- **TASK PROMPT**
Which lines in the records below contain the word "ticket"? Report each of them.

- **SUPPLIED INFORMATION**
----
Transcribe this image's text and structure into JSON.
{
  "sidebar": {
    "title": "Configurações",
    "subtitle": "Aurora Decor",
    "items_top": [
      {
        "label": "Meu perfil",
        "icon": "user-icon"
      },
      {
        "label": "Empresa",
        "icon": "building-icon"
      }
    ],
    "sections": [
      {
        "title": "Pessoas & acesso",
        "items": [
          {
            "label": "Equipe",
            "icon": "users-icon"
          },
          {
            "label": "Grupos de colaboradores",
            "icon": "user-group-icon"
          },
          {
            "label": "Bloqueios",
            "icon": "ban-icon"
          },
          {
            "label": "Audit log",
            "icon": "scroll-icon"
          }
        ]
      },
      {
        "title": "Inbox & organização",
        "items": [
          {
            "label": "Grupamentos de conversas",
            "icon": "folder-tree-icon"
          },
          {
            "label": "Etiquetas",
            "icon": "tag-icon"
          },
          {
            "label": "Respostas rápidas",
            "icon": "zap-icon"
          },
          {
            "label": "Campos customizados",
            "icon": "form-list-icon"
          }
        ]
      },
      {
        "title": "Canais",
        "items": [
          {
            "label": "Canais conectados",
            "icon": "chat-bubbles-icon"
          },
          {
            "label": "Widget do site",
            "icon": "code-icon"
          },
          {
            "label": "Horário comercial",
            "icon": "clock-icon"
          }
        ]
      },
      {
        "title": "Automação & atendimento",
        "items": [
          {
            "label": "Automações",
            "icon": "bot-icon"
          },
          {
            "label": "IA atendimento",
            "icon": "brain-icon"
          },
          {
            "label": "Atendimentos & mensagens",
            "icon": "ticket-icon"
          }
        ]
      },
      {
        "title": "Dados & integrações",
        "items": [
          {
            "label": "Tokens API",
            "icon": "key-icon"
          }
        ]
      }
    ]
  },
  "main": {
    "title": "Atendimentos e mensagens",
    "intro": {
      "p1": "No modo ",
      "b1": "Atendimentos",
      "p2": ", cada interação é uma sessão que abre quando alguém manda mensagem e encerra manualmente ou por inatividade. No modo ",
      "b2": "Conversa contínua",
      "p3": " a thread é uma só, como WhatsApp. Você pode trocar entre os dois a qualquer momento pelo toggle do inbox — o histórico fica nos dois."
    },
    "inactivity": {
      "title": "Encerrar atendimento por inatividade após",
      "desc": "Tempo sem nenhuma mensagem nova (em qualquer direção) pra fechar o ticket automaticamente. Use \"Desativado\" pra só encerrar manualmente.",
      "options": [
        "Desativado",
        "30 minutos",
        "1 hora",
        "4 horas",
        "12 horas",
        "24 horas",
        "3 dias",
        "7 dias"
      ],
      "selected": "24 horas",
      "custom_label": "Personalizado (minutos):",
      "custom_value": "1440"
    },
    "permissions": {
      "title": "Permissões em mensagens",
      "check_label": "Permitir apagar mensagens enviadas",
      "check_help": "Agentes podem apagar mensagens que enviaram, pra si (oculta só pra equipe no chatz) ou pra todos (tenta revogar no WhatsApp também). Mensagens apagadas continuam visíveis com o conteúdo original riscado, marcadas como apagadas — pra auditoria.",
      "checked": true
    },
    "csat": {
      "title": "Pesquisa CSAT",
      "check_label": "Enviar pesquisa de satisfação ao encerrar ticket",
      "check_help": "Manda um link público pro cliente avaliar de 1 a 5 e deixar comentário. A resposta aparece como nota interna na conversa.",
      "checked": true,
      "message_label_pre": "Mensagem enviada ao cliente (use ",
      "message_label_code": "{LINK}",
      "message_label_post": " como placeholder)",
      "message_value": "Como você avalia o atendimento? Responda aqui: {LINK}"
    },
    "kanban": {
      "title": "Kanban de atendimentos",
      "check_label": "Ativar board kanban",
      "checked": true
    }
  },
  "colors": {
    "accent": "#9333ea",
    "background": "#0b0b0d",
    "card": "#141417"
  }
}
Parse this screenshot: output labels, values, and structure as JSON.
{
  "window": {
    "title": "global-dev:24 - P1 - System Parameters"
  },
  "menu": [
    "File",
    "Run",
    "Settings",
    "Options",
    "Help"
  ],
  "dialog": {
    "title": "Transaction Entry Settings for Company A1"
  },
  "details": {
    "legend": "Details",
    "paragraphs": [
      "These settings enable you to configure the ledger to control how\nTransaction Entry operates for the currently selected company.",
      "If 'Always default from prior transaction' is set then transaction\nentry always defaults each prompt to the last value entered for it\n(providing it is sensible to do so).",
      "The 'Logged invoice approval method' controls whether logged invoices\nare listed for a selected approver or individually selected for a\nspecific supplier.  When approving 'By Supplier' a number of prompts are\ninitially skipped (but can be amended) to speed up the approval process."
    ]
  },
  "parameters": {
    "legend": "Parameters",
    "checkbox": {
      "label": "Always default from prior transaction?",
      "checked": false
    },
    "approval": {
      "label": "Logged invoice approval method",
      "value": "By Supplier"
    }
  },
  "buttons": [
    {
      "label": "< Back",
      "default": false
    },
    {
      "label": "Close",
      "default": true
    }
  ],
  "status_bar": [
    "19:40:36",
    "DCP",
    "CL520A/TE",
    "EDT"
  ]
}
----
- **WRITTEN REPLY**
            "icon": "ticket-icon"
      "desc": "Tempo sem nenhuma mensagem nova (em qualquer direção) pra fechar o ticket automaticamente. Use \"Desativado\" pra só encerrar manualmente.",
      "check_label": "Enviar pesquisa de satisfação ao encerrar ticket",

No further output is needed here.